The HYPERGENES Project investigated associations between genetic variants and essential hypertension pursuing a 2-stage study by recruiting cases and controls from extensively characterized cohorts recruited over many years in different European regions. Continue reading
|Underweight and obese phenotypes can both pose health risks. But whereas obesity has been associated with a number of genetic variants, little is known about the genetic basis of underweight. A large-scale screen of data from 28 cytogenetic centres in Europe and North America now shows that being underweight is frequently associated with duplication of a short region on chromosome 16. Continue reading|
Genome-wide association studies (GWAS) are conducted with the promise to discover novel genetic variants associated with diverse traits. For most traits, associated markers individually explain just a modest fraction of the phenotypic variation, but their number can well be in the hundreds. We developed a maximum likelihood method that allows us to infer the distribution of associated variants even when many of them were missed by chance.
Via the CoLaus and Hypergenes cohorts our group contributed to the meta-analysis of the GIANT consortium that revealed hundreds of genetic variants associated with human height; 18 new loci for body mass index; and 13 new loci for waist-hip-ratio.
We are involved in a Genome-wide Association Study on narcolepsy conducted by Mehdi Tafti’s Group at the University of Lausanne. In brief, we identified a haplotype in the HLA-region that is strongly protective against narcolepsy.

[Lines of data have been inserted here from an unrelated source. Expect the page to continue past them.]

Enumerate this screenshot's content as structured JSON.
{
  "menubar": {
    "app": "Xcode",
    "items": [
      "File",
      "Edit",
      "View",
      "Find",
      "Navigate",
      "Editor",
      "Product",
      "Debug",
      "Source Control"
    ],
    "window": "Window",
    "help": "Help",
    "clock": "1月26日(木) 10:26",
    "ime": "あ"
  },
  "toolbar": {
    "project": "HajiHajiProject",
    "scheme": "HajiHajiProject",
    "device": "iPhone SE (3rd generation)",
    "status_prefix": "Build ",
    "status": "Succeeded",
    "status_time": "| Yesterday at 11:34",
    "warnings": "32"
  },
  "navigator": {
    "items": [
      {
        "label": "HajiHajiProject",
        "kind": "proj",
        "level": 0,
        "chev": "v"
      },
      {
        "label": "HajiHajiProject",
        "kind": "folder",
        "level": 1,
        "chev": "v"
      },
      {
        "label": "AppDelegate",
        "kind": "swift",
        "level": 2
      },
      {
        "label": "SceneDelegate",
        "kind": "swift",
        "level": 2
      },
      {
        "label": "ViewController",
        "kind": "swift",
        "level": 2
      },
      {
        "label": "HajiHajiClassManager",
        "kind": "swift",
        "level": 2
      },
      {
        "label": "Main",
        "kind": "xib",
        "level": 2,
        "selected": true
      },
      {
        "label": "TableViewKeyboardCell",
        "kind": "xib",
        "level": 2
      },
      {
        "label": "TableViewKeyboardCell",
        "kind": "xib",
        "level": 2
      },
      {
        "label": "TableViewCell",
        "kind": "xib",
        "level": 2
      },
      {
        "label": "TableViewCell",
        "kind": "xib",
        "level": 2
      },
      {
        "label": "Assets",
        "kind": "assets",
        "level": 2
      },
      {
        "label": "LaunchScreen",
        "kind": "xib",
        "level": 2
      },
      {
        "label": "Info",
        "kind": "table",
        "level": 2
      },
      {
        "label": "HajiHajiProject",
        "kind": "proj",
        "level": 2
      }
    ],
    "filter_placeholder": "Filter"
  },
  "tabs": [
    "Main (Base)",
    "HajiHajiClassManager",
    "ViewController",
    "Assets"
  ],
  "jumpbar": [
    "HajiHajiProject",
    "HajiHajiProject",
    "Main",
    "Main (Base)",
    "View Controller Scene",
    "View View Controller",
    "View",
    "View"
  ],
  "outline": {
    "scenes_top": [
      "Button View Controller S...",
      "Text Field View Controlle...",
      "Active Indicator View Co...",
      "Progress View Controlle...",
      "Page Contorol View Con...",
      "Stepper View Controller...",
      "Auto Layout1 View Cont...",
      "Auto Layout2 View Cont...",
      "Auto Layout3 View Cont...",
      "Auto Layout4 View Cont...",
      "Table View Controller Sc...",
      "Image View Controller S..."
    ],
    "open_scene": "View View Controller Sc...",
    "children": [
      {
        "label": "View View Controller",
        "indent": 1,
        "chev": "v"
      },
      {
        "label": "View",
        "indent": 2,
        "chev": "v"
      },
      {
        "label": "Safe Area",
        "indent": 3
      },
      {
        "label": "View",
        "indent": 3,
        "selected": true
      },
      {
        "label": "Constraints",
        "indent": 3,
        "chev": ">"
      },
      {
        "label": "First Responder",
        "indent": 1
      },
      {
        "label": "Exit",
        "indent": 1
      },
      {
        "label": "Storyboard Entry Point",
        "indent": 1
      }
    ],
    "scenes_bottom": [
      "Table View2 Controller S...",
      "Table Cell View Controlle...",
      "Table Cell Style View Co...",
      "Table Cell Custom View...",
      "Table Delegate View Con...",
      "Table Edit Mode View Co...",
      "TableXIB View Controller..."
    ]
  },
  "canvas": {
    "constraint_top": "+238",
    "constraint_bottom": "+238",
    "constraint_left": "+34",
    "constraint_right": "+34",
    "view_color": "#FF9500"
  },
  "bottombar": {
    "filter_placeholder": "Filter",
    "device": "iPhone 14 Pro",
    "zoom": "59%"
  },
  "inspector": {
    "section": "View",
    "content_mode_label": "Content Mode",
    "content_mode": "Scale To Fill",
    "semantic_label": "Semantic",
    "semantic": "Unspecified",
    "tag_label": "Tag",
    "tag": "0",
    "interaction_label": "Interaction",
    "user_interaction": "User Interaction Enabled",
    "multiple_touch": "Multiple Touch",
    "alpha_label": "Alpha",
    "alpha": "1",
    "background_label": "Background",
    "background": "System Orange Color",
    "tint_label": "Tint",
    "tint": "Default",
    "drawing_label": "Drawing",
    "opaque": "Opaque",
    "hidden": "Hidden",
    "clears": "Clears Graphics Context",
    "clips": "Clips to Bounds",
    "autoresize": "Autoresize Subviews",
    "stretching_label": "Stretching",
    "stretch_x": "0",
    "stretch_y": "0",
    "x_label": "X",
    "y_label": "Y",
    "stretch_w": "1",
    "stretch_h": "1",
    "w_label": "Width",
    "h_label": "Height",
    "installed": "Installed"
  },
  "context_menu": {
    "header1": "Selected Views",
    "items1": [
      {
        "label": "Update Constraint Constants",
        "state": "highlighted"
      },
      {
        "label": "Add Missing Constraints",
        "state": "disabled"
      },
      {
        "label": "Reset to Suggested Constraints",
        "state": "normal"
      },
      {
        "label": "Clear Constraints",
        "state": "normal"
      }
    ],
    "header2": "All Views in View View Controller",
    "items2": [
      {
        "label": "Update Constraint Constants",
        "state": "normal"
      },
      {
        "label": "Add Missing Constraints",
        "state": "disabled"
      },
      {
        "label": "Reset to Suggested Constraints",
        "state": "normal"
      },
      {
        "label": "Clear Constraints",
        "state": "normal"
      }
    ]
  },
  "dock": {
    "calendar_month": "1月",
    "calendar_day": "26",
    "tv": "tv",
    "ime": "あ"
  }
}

More than 10% of HLA-positive controls carry this DRB1*1301-DQB1*0603 haplotype, which was found in virtually no narcoleptic cases. The research findings were published in Nature Genetics.